IV. Fourth Cause of Action

Plaintiff's final cause of action is for breach of contract and promissory estoppel. Plaintiff states "the aforesaid breach of promise was in violation of the employment agreement, and was in violation of the doctrine of promissory estoppel. It would be a gross injustice not to require defendant to carry out the promise of job security." Plaintiff's First Amended Complaint, Mar. 8, 1989, at 9.

Plaintiff did sign a written Employment Agreement with Defendant. Employment Agreement Between South Point Benson Properties and Gloria Rodriguez, Jan. 3, 1987 (attached as Exhibit 2 to Brief in Support of Defendant's Motion for Partial Summary Judgment and Application for Injunctive Relief, Nov. 30, 1988). This agreement does not contain any provision concerning term of employment or conditions for termination of employment. Plaintiff has brought forth no evidence rebutting Defendant's contention that no oral promises were made to Plaintiff regarding length or termination of employment. In fact, Plaintiff's deposition testimony indicates that there probably is no such evidence. The Court has previously concluded that the doctrine of promissory estoppel does not apply to any oral promises made to Plaintiff since it appears that no oral promises were made. Similarly, it does not appear that any written promises were made to Plaintiff which defendant might have breached by discharging Plaintiff. Plaintiff cannot succeed on her fourth cause of action because no promise was made to her as she alleges and the doctrine of promissory estoppel does not apply.

 

V. Conclusion

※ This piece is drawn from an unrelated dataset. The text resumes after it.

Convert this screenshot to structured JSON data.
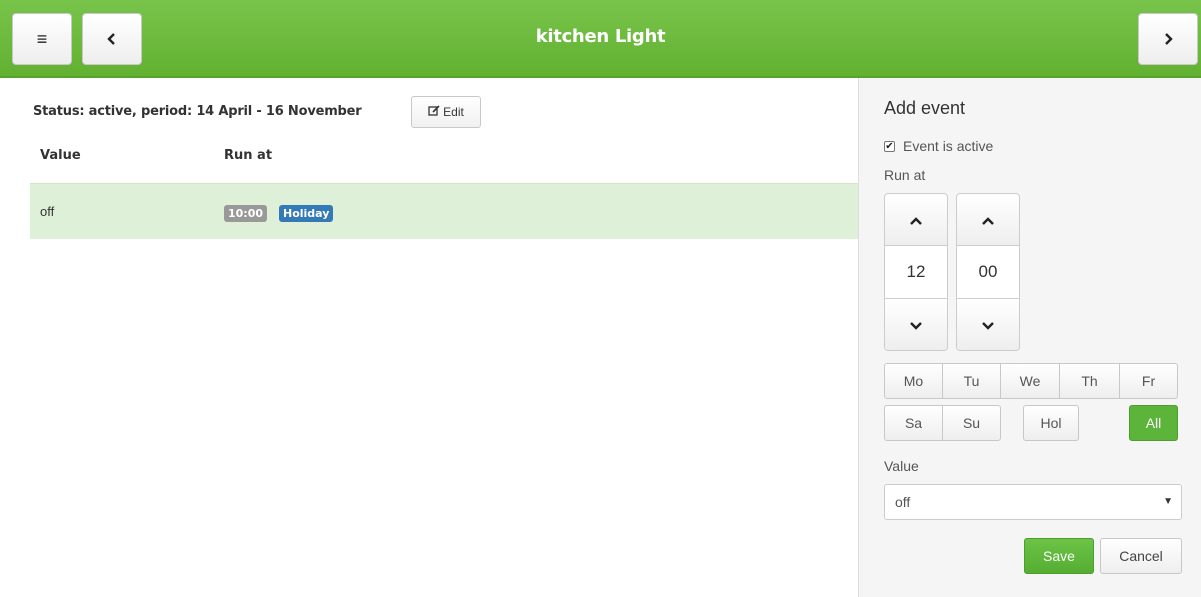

Because Plaintiff cannot succeed on any of the four causes of action contained in her amended complaint, the Court shall *279 grant summary judgment in Defendant's favor on each of those causes of action. The Court shall not, however, grant Defendant the injunctive relief it requests. The Court's decision in this case should preclude Plaintiff from pursuing the claims raised here in future litigation.

Accordingly, it is hereby ORDERED that Defendant's Motion for Partial Summary Judgment and Application for Injunctive relief is GRANTED such that summary judgment is ENTERED in favor of Defendant on the four claims made by Plaintiff in Plaintiff's First Amended Complaint.

It is further ORDERED that this case is DISMISSED WITH PREJUDICE.